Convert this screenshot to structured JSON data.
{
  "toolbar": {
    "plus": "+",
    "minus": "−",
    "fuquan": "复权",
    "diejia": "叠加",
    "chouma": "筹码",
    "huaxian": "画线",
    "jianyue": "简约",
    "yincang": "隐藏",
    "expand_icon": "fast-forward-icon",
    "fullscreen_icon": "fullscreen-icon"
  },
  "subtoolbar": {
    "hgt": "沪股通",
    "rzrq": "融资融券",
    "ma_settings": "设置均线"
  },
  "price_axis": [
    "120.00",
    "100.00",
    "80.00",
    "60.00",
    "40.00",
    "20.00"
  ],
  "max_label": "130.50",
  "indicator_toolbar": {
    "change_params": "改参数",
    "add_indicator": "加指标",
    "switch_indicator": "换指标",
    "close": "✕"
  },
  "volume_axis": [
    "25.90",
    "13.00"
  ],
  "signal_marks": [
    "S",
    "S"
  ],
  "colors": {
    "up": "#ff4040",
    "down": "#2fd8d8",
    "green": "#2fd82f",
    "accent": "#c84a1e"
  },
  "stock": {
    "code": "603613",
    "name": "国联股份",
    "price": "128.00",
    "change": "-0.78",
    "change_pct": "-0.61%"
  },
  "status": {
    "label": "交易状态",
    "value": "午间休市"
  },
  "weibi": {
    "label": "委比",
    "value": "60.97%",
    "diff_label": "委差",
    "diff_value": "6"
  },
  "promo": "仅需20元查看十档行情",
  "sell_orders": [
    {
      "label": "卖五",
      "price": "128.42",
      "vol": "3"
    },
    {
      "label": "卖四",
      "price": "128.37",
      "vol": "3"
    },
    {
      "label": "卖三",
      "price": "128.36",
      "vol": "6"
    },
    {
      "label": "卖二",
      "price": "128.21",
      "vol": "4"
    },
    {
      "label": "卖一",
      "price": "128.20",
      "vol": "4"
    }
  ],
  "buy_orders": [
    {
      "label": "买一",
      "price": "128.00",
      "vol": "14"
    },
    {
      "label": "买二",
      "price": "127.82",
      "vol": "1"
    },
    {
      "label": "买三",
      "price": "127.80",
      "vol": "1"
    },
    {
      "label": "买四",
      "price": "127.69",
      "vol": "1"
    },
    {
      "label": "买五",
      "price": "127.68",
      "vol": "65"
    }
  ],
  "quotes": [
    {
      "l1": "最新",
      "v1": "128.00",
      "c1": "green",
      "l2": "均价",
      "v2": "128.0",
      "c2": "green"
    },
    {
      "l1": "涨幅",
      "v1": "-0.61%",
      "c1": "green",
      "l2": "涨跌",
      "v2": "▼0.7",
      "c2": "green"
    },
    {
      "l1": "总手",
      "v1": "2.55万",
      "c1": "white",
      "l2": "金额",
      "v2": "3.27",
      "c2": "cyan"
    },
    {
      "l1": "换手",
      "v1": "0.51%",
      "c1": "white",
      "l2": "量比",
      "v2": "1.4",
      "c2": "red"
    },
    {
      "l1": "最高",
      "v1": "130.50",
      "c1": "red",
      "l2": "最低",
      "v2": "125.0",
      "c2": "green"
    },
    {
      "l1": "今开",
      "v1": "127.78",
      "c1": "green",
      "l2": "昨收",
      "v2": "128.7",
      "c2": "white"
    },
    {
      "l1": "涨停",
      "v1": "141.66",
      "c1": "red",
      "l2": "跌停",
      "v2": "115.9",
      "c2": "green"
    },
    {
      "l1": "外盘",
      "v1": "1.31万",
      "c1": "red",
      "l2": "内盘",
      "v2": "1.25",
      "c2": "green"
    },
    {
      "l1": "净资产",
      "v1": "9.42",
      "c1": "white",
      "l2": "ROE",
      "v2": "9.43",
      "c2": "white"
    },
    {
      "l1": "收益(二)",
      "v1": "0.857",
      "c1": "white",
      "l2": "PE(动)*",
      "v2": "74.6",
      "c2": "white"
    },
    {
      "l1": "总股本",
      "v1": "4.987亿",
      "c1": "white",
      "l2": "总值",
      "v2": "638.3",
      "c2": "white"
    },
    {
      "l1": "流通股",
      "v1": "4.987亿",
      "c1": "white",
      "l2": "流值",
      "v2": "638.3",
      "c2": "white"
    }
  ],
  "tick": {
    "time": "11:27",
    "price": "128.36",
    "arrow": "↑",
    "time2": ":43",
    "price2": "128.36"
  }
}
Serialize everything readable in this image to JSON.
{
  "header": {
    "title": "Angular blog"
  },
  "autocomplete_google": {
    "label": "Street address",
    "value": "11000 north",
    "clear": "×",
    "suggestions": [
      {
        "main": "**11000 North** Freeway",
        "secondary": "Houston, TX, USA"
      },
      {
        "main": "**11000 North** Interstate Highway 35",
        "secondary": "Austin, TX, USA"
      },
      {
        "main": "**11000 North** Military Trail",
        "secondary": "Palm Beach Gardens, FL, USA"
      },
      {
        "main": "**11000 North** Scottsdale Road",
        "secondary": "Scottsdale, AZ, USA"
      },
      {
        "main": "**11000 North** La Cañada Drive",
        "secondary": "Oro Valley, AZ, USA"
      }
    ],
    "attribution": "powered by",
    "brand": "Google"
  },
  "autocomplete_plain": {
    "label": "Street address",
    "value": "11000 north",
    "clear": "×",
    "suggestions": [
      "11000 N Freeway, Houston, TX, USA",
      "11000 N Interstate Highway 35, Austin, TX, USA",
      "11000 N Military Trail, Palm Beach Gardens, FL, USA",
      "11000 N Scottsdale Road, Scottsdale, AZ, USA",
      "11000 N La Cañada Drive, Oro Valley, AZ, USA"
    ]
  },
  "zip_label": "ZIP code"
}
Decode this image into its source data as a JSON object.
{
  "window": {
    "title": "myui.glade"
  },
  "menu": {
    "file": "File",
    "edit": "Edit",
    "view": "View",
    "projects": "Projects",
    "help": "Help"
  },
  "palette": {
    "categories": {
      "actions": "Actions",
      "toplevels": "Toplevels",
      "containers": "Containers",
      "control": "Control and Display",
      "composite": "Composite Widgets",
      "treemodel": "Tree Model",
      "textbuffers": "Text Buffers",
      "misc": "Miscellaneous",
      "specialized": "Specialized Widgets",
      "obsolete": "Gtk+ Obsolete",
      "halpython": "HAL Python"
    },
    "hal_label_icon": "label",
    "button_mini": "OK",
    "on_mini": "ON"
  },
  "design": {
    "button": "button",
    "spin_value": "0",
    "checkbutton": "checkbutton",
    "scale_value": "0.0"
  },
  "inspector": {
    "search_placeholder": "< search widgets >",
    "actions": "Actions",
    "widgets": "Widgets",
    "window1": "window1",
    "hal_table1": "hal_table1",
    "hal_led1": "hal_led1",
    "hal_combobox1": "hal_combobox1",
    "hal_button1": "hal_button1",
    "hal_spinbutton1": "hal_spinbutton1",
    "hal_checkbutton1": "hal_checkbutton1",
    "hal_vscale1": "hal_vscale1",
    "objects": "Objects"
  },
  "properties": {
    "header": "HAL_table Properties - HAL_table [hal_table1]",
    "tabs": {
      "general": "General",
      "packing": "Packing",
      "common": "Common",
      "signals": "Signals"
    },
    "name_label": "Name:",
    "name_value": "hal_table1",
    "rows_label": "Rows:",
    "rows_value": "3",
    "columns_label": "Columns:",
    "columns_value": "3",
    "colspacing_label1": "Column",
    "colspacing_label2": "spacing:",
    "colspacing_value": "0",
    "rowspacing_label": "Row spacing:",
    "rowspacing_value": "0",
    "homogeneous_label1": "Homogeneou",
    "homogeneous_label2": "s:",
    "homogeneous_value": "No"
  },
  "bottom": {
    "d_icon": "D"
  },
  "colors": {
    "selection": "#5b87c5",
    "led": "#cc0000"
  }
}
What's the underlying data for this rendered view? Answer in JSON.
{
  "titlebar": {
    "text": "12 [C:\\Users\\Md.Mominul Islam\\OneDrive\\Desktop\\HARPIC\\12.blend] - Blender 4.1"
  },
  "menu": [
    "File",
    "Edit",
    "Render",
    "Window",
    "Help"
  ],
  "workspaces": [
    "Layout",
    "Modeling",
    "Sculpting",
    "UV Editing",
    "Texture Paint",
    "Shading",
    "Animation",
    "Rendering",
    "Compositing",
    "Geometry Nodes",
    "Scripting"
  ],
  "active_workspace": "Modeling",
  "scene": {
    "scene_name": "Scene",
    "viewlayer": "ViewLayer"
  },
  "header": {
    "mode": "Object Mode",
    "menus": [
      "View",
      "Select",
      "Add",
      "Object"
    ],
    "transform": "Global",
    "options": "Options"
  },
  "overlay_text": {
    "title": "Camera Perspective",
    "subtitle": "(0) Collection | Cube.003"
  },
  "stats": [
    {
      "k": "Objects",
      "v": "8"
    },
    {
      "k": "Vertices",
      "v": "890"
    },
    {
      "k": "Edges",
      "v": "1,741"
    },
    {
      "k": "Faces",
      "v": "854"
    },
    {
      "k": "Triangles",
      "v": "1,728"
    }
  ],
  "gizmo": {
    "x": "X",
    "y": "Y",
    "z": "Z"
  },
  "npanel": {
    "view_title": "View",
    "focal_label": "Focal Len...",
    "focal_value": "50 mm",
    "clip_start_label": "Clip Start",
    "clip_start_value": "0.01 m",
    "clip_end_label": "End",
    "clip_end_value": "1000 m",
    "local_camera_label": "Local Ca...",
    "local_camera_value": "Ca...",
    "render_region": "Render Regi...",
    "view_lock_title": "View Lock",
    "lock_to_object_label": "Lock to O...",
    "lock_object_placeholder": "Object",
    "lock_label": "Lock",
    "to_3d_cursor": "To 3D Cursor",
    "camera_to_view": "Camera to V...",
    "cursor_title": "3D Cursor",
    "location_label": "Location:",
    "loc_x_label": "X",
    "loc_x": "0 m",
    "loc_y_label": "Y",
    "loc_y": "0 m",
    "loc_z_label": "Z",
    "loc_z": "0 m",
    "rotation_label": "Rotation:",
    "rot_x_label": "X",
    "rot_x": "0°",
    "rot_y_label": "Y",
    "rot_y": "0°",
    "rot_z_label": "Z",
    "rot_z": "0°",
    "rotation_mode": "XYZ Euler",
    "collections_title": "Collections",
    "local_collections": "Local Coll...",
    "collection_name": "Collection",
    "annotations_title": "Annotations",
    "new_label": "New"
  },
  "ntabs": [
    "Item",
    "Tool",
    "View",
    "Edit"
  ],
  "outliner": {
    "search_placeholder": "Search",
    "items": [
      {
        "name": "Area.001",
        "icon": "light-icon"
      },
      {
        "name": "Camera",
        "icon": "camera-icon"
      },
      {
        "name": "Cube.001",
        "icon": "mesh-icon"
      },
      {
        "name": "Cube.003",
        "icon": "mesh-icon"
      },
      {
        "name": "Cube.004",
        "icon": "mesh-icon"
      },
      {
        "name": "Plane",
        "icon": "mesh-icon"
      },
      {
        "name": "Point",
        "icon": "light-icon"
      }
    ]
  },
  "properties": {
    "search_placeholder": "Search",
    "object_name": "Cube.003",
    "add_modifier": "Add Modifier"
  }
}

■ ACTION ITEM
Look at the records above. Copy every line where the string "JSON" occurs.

■ EXERCISE RESULT
Convert this screenshot to structured JSON data.
Serialize everything readable in this image to JSON.
Decode this image into its source data as a JSON object.
What's the underlying data for this rendered view? Answer in JSON.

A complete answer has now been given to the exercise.